(Component data from apps and pages)
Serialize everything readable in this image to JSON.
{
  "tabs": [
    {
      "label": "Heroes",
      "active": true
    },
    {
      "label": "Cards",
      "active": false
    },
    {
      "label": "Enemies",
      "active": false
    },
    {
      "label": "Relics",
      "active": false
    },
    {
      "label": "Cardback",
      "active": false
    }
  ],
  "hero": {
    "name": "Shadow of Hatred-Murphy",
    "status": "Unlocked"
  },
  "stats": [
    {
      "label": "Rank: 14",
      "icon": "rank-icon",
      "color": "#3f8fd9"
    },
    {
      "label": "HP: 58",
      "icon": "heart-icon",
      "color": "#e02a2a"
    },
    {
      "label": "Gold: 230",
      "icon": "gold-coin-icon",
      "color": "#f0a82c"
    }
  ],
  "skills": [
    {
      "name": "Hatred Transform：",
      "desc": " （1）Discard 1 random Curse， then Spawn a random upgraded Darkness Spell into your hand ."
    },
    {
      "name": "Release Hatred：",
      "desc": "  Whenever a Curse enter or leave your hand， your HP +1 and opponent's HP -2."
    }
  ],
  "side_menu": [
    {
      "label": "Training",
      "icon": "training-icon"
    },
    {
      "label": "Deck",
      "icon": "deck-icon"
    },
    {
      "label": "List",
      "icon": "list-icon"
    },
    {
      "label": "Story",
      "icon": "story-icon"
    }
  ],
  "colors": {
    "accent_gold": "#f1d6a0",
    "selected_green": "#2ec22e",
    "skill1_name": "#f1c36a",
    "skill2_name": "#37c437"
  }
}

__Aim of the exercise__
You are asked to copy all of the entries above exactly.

__Response area__
Serialize everything readable in this image to JSON.
{
  "tabs": [
    {
      "label": "Heroes",
      "active": true
    },
    {
      "label": "Cards",
      "active": false
    },
    {
      "label": "Enemies",
      "active": false
    },
    {
      "label": "Relics",
      "active": false
    },
    {
      "label": "Cardback",
      "active": false
    }
  ],
  "hero": {
    "name": "Shadow of Hatred-Murphy",
    "status": "Unlocked"
  },
  "stats": [
    {
      "label": "Rank: 14",
      "icon": "rank-icon",
      "color": "#3f8fd9"
    },
    {
      "label": "HP: 58",
      "icon": "heart-icon",
      "color": "#e02a2a"
    },
    {
      "label": "Gold: 230",
      "icon": "gold-coin-icon",
      "color": "#f0a82c"
    }
  ],
  "skills": [
    {
      "name": "Hatred Transform：",
      "desc": " （1）Discard 1 random Curse， then Spawn a random upgraded Darkness Spell into your hand ."
    },
    {
      "name": "Release Hatred：",
      "desc": "  Whenever a Curse enter or leave your hand， your HP +1 and opponent's HP -2."
    }
  ],
  "side_menu": [
    {
      "label": "Training",
      "icon": "training-icon"
    },
    {
      "label": "Deck",
      "icon": "deck-icon"
    },
    {
      "label": "List",
      "icon": "list-icon"
    },
    {
      "label": "Story",
      "icon": "story-icon"
    }
  ],
  "colors": {
    "accent_gold": "#f1d6a0",
    "selected_green": "#2ec22e",
    "skill1_name": "#f1c36a",
    "skill2_name": "#37c437"
  }
}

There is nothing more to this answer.